However, if you were to ask me what Luminosity’s biggest strength is, it is the constant effort to become better than they were a day before. The squad from Kabum to KeyD to Luminosity was always finding a way to improve. They first became specialists on certain maps like Mirage so they could upset better teams. They then slowly expanded their map pool and when they hit a cap on their abilities, they would make the hard choice and swap players. Eventually, they became one of the best teams in the world, but had problems closing games against the best teams in the world like Fnatic and Na`Vi. They got past that problem too as they continued to change and tweak roles and improve their maps. By the end of the MLG Major, they took the title that used to belong to Fnatic.

There is a Japanese proverb that goes, “After victory tighten your helmet strap.” It is a saying that after you become the greatest is when you are likely to fall, as you let your guard down and become complacent. We need only look to the case of the previous winners of the Major in EnVyUs to see how true this is. They believed they had cracked the code of CS:GO and that their way of playing was the answer to the competition. Months after their Major victory, they spiraled to the bottom and have been unable to find any solution as they see team after team pass them by. 

When Luminosity won the Major, they looked ahead. They tried to build on their momentum and boot camped in Europe to get even better and try to expand their map pool with the addition of cache. This backfired as they had burned out and lost to Tyloo in the group stages of the next event. Yet that failure taught them to be wary of burnout and made them switch to expanding their map pool to Dust 2 instead.

The way Luminosity approach CS:GO is similar to the way Japanese swordsmiths forge steel. They constantly fold the steel and weld it over and over again. With each turn, the impurities are removed as they continue to refine the steel until there is a sharp edge. Luminosity do the same thing and know that in the modern CS:GO world, their hold as the world’s best team is tenuous. Any team below them can win and the only way to stay ahead of the pack is to constantly improve step by step, to be better than you were a day before and failing that to try again and again. 

In under two years, FalleN and the Brazilian team had nothing. No LANs, no players, no teams, no sponsors, no infrastructure, no coaches. Today, they have it all; the best team in the world and another team in the top ten. New stars, teams, salaries, and coaches are constantly rising up, and even as Luminosity pushes forward, FalleN still focuses on spreading the foundations on which he founded his success in Games Academy.

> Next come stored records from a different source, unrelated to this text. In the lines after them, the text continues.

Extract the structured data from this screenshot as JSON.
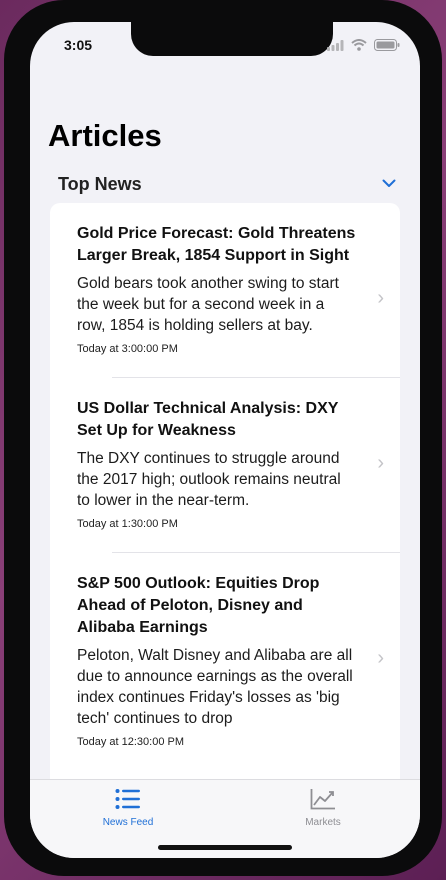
{
  "status_bar": {
    "time": "3:05"
  },
  "page": {
    "title": "Articles"
  },
  "section": {
    "title": "Top News"
  },
  "articles": [
    {
      "title": "Gold Price Forecast: Gold Threatens Larger Break, 1854 Support in Sight",
      "summary": "Gold bears took another swing to start the week but for a second week in a row, 1854 is holding sellers at bay.",
      "time": "Today at 3:00:00 PM"
    },
    {
      "title": "US Dollar Technical Analysis: DXY Set Up for Weakness",
      "summary": "The DXY continues to struggle around the 2017 high; outlook remains neutral to lower in the near-term.",
      "time": "Today at 1:30:00 PM"
    },
    {
      "title": "S&P 500 Outlook: Equities Drop Ahead of Peloton, Disney and Alibaba Earnings",
      "summary": "Peloton, Walt Disney and Alibaba are all due to announce earnings as the overall index continues Friday's losses as 'big tech' continues to drop",
      "time": "Today at 12:30:00 PM"
    }
  ],
  "tab_bar": {
    "tabs": [
      {
        "label": "News Feed",
        "icon": "list-icon",
        "selected": true
      },
      {
        "label": "Markets",
        "icon": "chart-line-icon",
        "selected": false
      }
    ]
  },
  "colors": {
    "accent": "#1f6fd6",
    "inactive": "#8e8e93"
  }
}
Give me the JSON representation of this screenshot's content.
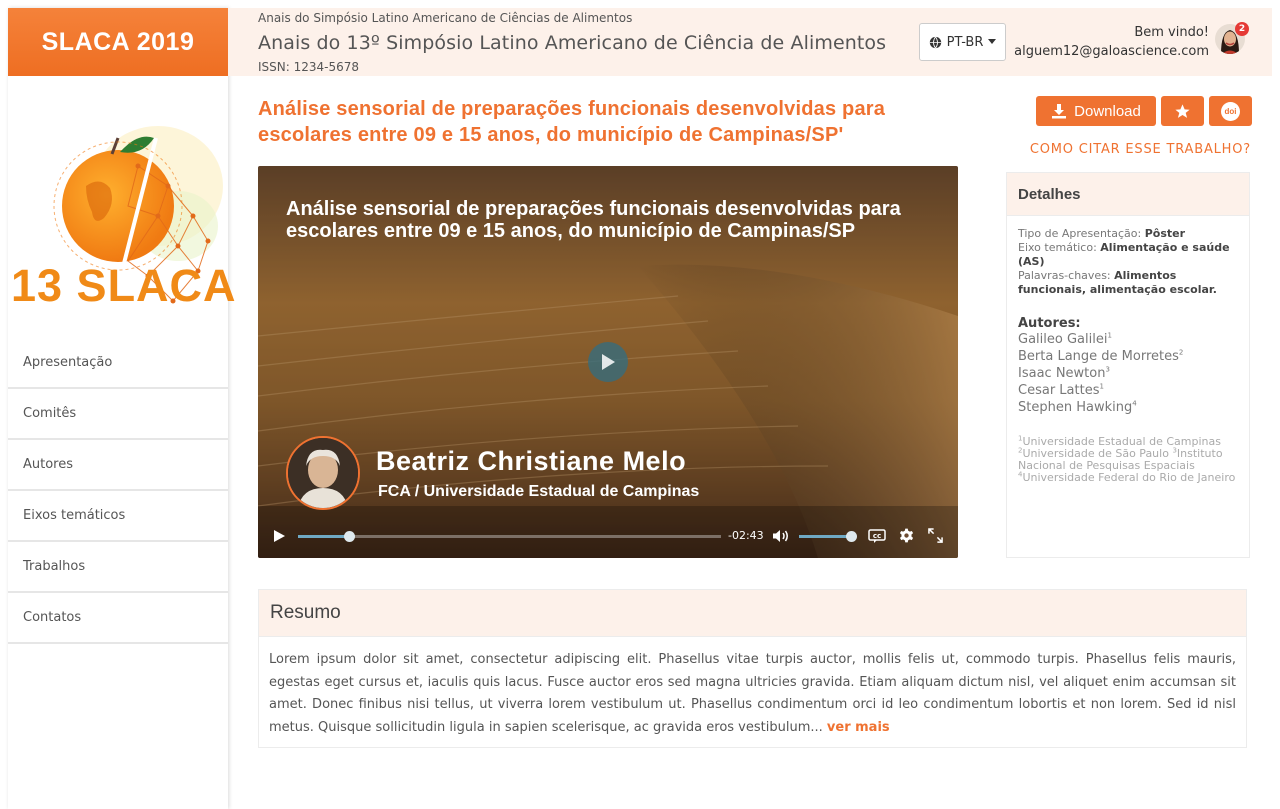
{
  "sidebar": {
    "brand": "SLACA 2019",
    "logo_text": "13 SLACA",
    "items": [
      {
        "label": "Apresentação"
      },
      {
        "label": "Comitês"
      },
      {
        "label": "Autores"
      },
      {
        "label": "Eixos temáticos"
      },
      {
        "label": "Trabalhos"
      },
      {
        "label": "Contatos"
      }
    ]
  },
  "header": {
    "subtitle": "Anais do Simpósio Latino Americano de Ciências de Alimentos",
    "title": "Anais do 13º Simpósio Latino Americano de Ciência de Alimentos",
    "issn": "ISSN: 1234-5678",
    "language": "PT-BR",
    "welcome": "Bem vindo!",
    "email": "alguem12@galoascience.com",
    "notification_count": "2"
  },
  "paper": {
    "title": "Análise sensorial de preparações funcionais desenvolvidas para escolares entre 09 e 15 anos, do município de Campinas/SP'",
    "download_label": "Download",
    "doi_label": "doi",
    "cite_label": "COMO CITAR ESSE TRABALHO?"
  },
  "video": {
    "title": "Análise sensorial de preparações funcionais desenvolvidas para escolares entre 09 e 15 anos, do município de Campinas/SP",
    "presenter_name": "Beatriz Christiane Melo",
    "presenter_institution": "FCA / Universidade Estadual de Campinas",
    "time_remaining": "-02:43",
    "progress": 0.12,
    "volume": 1.0
  },
  "details": {
    "heading": "Detalhes",
    "tipo_label": "Tipo de Apresentação:",
    "tipo_value": "Pôster",
    "eixo_label": "Eixo temático:",
    "eixo_value": "Alimentação e saúde (AS)",
    "palavras_label": "Palavras-chaves:",
    "palavras_value": "Alimentos funcionais, alimentação escolar.",
    "authors_heading": "Autores:",
    "authors": [
      {
        "name": "Galileo Galilei",
        "sup": "1"
      },
      {
        "name": "Berta Lange de Morretes",
        "sup": "2"
      },
      {
        "name": "Isaac Newton",
        "sup": "3"
      },
      {
        "name": "Cesar Lattes",
        "sup": "1"
      },
      {
        "name": "Stephen Hawking",
        "sup": "4"
      }
    ],
    "affiliations": [
      {
        "sup": "1",
        "name": "Universidade Estadual de Campinas"
      },
      {
        "sup": "2",
        "name": "Universidade de São Paulo"
      },
      {
        "sup": "3",
        "name": "Instituto Nacional de Pesquisas Espaciais"
      },
      {
        "sup": "4",
        "name": "Universidade Federal do Rio de Janeiro"
      }
    ]
  },
  "resumo": {
    "heading": "Resumo",
    "text": "Lorem ipsum dolor sit amet, consectetur adipiscing elit. Phasellus vitae turpis auctor, mollis felis ut, commodo turpis. Phasellus felis mauris, egestas eget cursus et, iaculis quis lacus. Fusce auctor eros sed magna ultricies gravida. Etiam aliquam dictum nisl, vel aliquet enim accumsan sit amet. Donec finibus nisi tellus, ut viverra lorem vestibulum ut. Phasellus condimentum orci id leo condimentum lobortis et non lorem. Sed id nisl metus. Quisque sollicitudin ligula in sapien scelerisque, ac gravida eros vestibulum...",
    "more_label": "ver mais"
  },
  "colors": {
    "accent": "#ef7231",
    "header_bg": "#fdf1ea",
    "logo_orange": "#f08a17"
  }
}
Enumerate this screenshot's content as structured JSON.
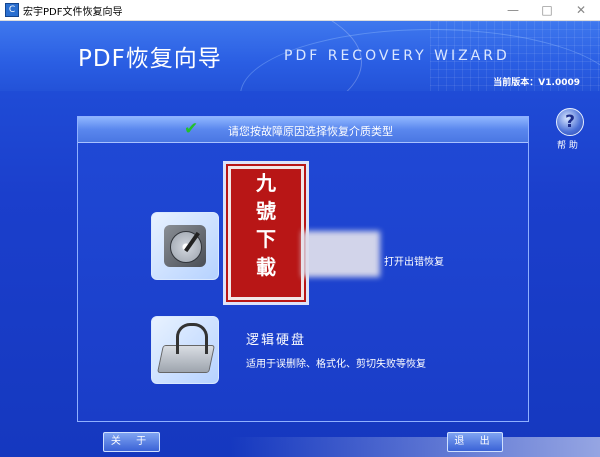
{
  "window": {
    "title": "宏宇PDF文件恢复向导",
    "icon_name": "app-icon",
    "minimize_glyph": "—",
    "maximize_glyph": "□",
    "close_glyph": "✕"
  },
  "header": {
    "title": "PDF恢复向导",
    "subtitle": "PDF RECOVERY WIZARD",
    "version": "当前版本：V1.0009"
  },
  "help": {
    "icon": "?",
    "label": "帮 助"
  },
  "panel": {
    "prompt": "请您按故障原因选择恢复介质类型",
    "options": [
      {
        "icon": "hard-disk-icon",
        "title": "",
        "description": "打开出错恢复"
      },
      {
        "icon": "disk-stethoscope-icon",
        "title": "逻辑硬盘",
        "description": "适用于误删除、格式化、剪切失败等恢复"
      }
    ]
  },
  "watermark": {
    "chars": [
      "九",
      "號",
      "下",
      "載"
    ]
  },
  "buttons": {
    "about": "关 于",
    "exit": "退 出"
  },
  "colors": {
    "background": "#1b3fcc",
    "header": "#2a5ee3",
    "panel_head": "#5a87ee",
    "stamp": "#b81616",
    "check": "#22c02b"
  }
}
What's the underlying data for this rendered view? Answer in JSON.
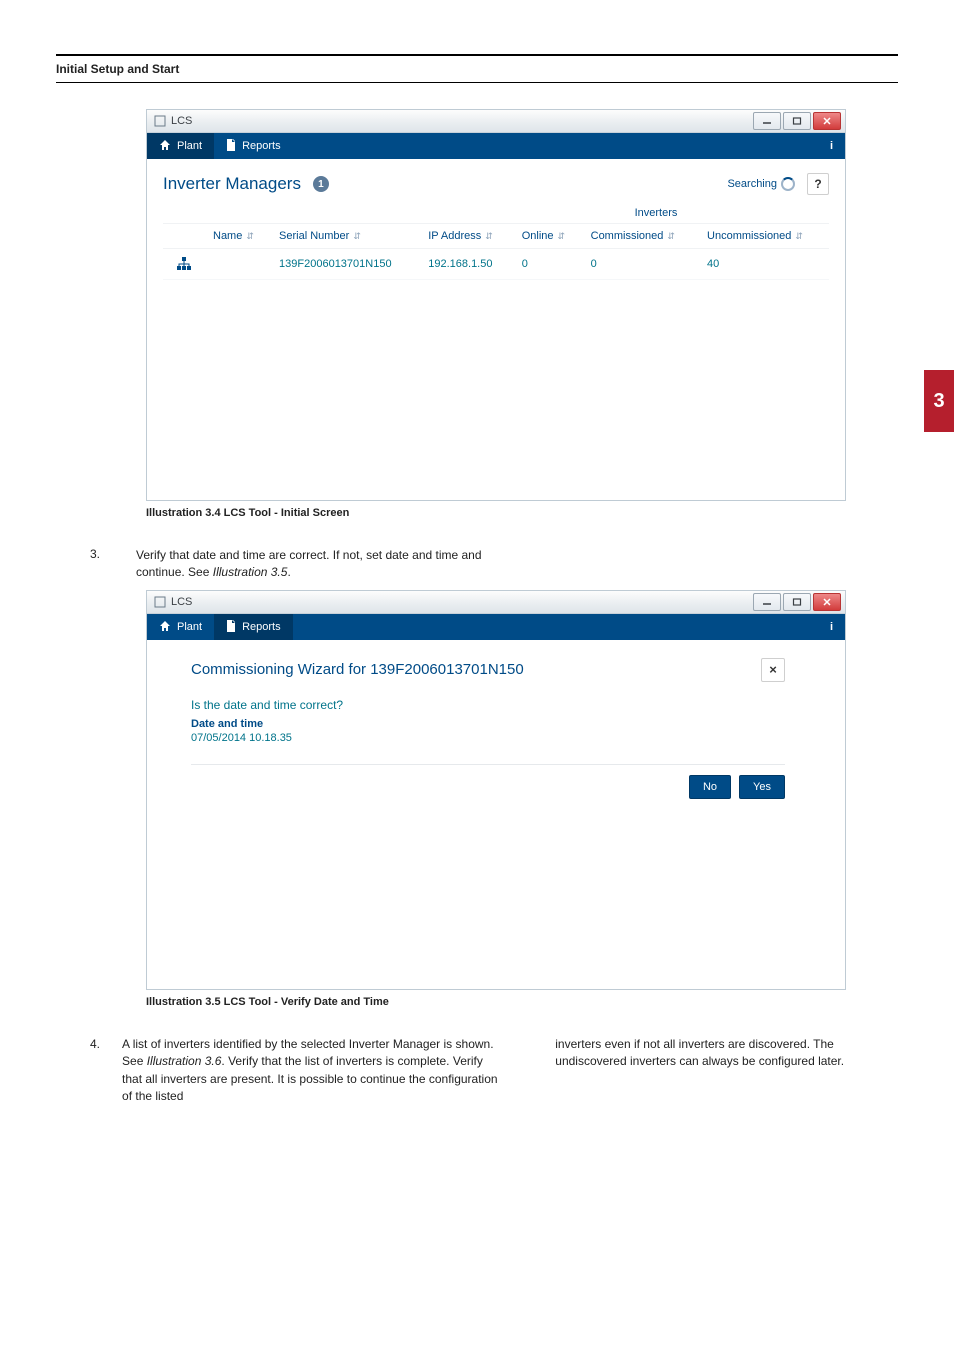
{
  "section_title": "Initial Setup and Start",
  "side_tab": "3",
  "figure1": {
    "window_title": "LCS",
    "tabs": {
      "plant": "Plant",
      "reports": "Reports"
    },
    "info_icon": "i",
    "heading": "Inverter Managers",
    "badge": "1",
    "searching": "Searching",
    "help": "?",
    "inverters_label": "Inverters",
    "columns": {
      "name": "Name",
      "serial": "Serial Number",
      "ip": "IP Address",
      "online": "Online",
      "commissioned": "Commissioned",
      "uncommissioned": "Uncommissioned"
    },
    "row": {
      "name": "",
      "serial": "139F2006013701N150",
      "ip": "192.168.1.50",
      "online": "0",
      "commissioned": "0",
      "uncommissioned": "40"
    },
    "caption": "Illustration 3.4 LCS Tool - Initial Screen"
  },
  "step3": {
    "num": "3.",
    "text_a": "Verify that date and time are correct. If not, set date and time and continue. See ",
    "text_ref": "Illustration 3.5",
    "text_b": "."
  },
  "figure2": {
    "window_title": "LCS",
    "tabs": {
      "plant": "Plant",
      "reports": "Reports"
    },
    "info_icon": "i",
    "wizard_title": "Commissioning Wizard for 139F2006013701N150",
    "close": "×",
    "question": "Is the date and time correct?",
    "dt_label": "Date and time",
    "dt_value": "07/05/2014 10.18.35",
    "btn_no": "No",
    "btn_yes": "Yes",
    "caption": "Illustration 3.5 LCS Tool - Verify Date and Time"
  },
  "step4": {
    "num": "4.",
    "left_a": "A list of inverters identified by the selected Inverter Manager is shown. See ",
    "left_ref": "Illustration 3.6",
    "left_b": ". Verify that the list of inverters is complete. Verify that all inverters are present. It is possible to continue the configuration of the listed",
    "right": "inverters even if not all inverters are discovered. The undiscovered inverters can always be configured later."
  }
}
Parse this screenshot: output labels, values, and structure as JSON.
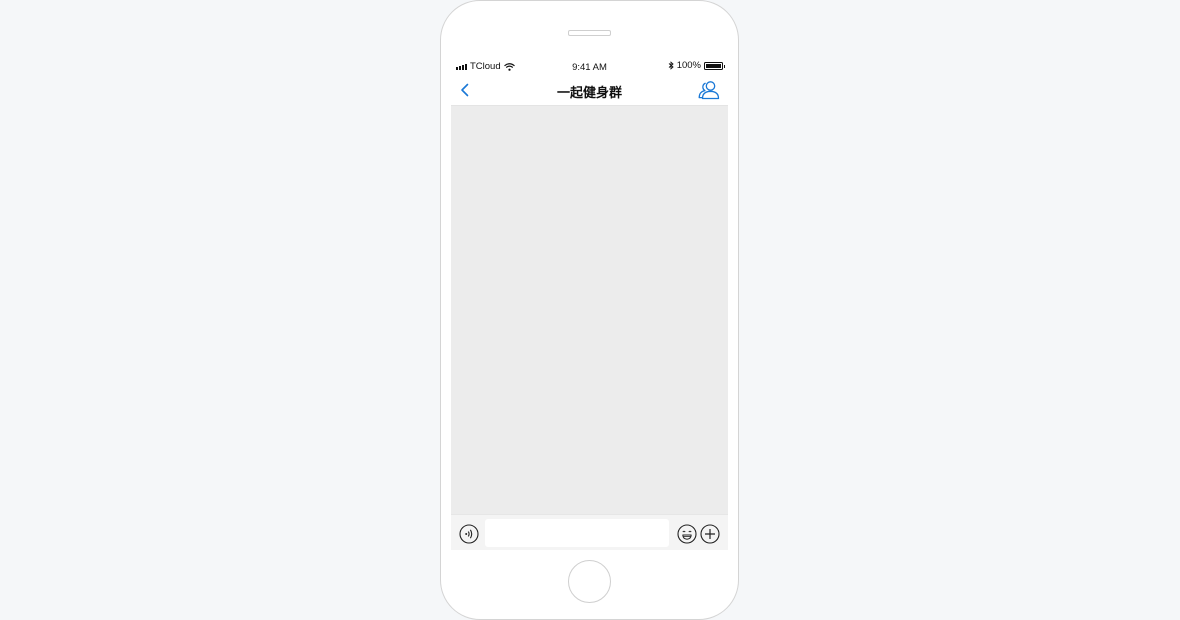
{
  "status_bar": {
    "carrier": "TCloud",
    "time": "9:41 AM",
    "battery": "100%",
    "battery_level": 1.0,
    "icons": [
      "signal-icon",
      "wifi-icon",
      "bluetooth-icon",
      "battery-icon"
    ]
  },
  "nav": {
    "title": "一起健身群",
    "back_icon": "chevron-left-icon",
    "members_icon": "group-members-icon"
  },
  "input_bar": {
    "message_value": "",
    "message_placeholder": "",
    "voice_icon": "voice-icon",
    "emoji_icon": "emoji-icon",
    "plus_icon": "plus-icon"
  },
  "colors": {
    "accent": "#1a78d6",
    "chat_background": "#ececec",
    "page_background": "#f5f7f9"
  }
}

The first English CS:GO lessons of Games Academy were released along with 26 different language subtitles. An empire can only be as strong as the foundations it is laid upon and FalleN is already looking to the next step, to raise the basic level of CS:GO to as many people as he can reach, and to give a chance to players that were stuck in the situation he was in back in 2012. 

FalleN has already made it, but he sees how much more the CS:GO community can be by spreading the game and helping players from smaller countries to improve the scene. Just like in 2012, FalleN is not waiting around for tournament organizers or teams to do the work. He has gone ahead of them to teach CS to as many people as he can reach. He will improve the scene with his own two hands and lead the way. This attitude, foresight and dedication to improve is why FalleN is revered around the world as CS:GO’s best in-game leader and one of it’s biggest community leaders.